Durham County Library presents PlayMakers cast members discussing The Crucible at 7 p.m. on Monday, Oct. 3 at South Regional Library, 4505 S Alston Ave. This program is free and open to the public.
Durham County Library will host a Reader’s Party for children and adults on Sunday, October 2 at 2 p.m. at Main Library, 300 N. Roxboro St.
Durham County Library’s North Carolina Collection is pleased to announce the launch of its new LGBTQ+ local history online exhibit, Love and Liberation: A History of LGBTQ+ Durham. North Carolina Collection senior librarian Lynn Richardson and local LGBTQ+ community member Luke Hirst have been working together for six years to establish a locally-oriented LGBTQ+ collection […]
Durham County Library presents an event exploring tiny houses and the experiences of one family living in a tiny house. The event begins at 3 p.m. on Saturday, October 1 at South Regional Library, 4505 S Alston Ave. The event is free and open to the public.
I loved this book, most all of the characters, and the weaving of their stories and encounters. It’s a book that I would love to read a sequel of, to check in on the characters. I find it interesting that the title of the book, is just the tiniest bit of the story, and you […]
This is a wonderful book, the writing so beautiful (as always from this author), yet the connection between the generations in this story is so tenuous. It seems light, like a feather, yet strong as generations are. I love the different places this book takes place, both in Canada, in NY, and in N. Ireland […]
This is a book that I kept from my mother’s estate. I wish I knew if she had read it and, if so, what she thought. The subtitle is “A Portrait of Harper Lee,” but it’s less a portrait than a painting with a detailed background and the main subject sketched in. The author admits […]

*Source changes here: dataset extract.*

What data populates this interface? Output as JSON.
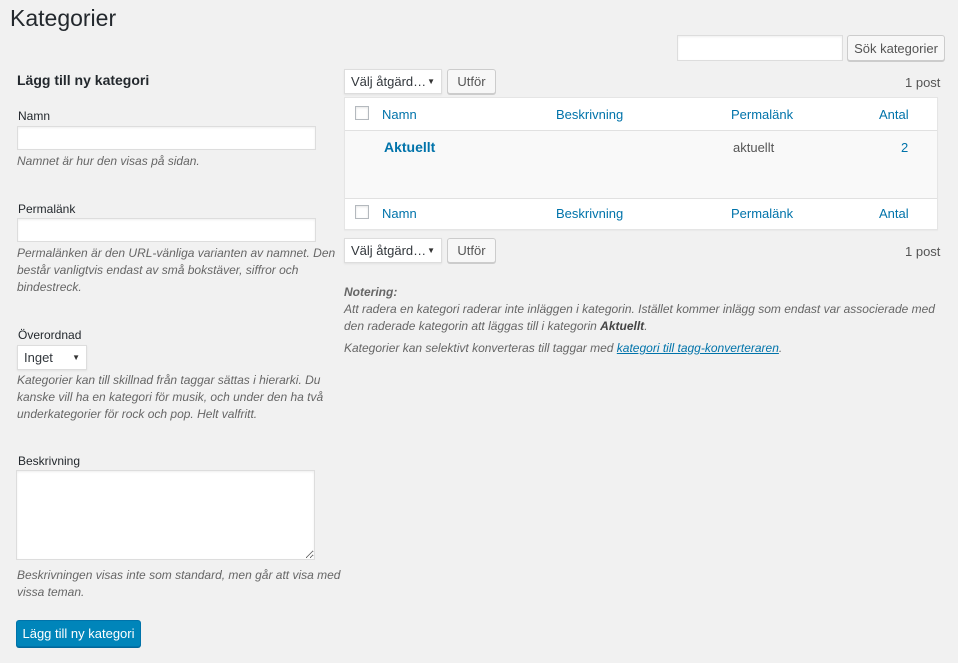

This is the fourth book I’ve read by Ann Patchett and although it is good, it is not her best work. The author herself describes it as Joe Kennedy meets the Brothers Karamazov. Bernard Doyle is former mayor of Boston, a widower, and proud of his Irish heritage. He loves politics and hopes that one […]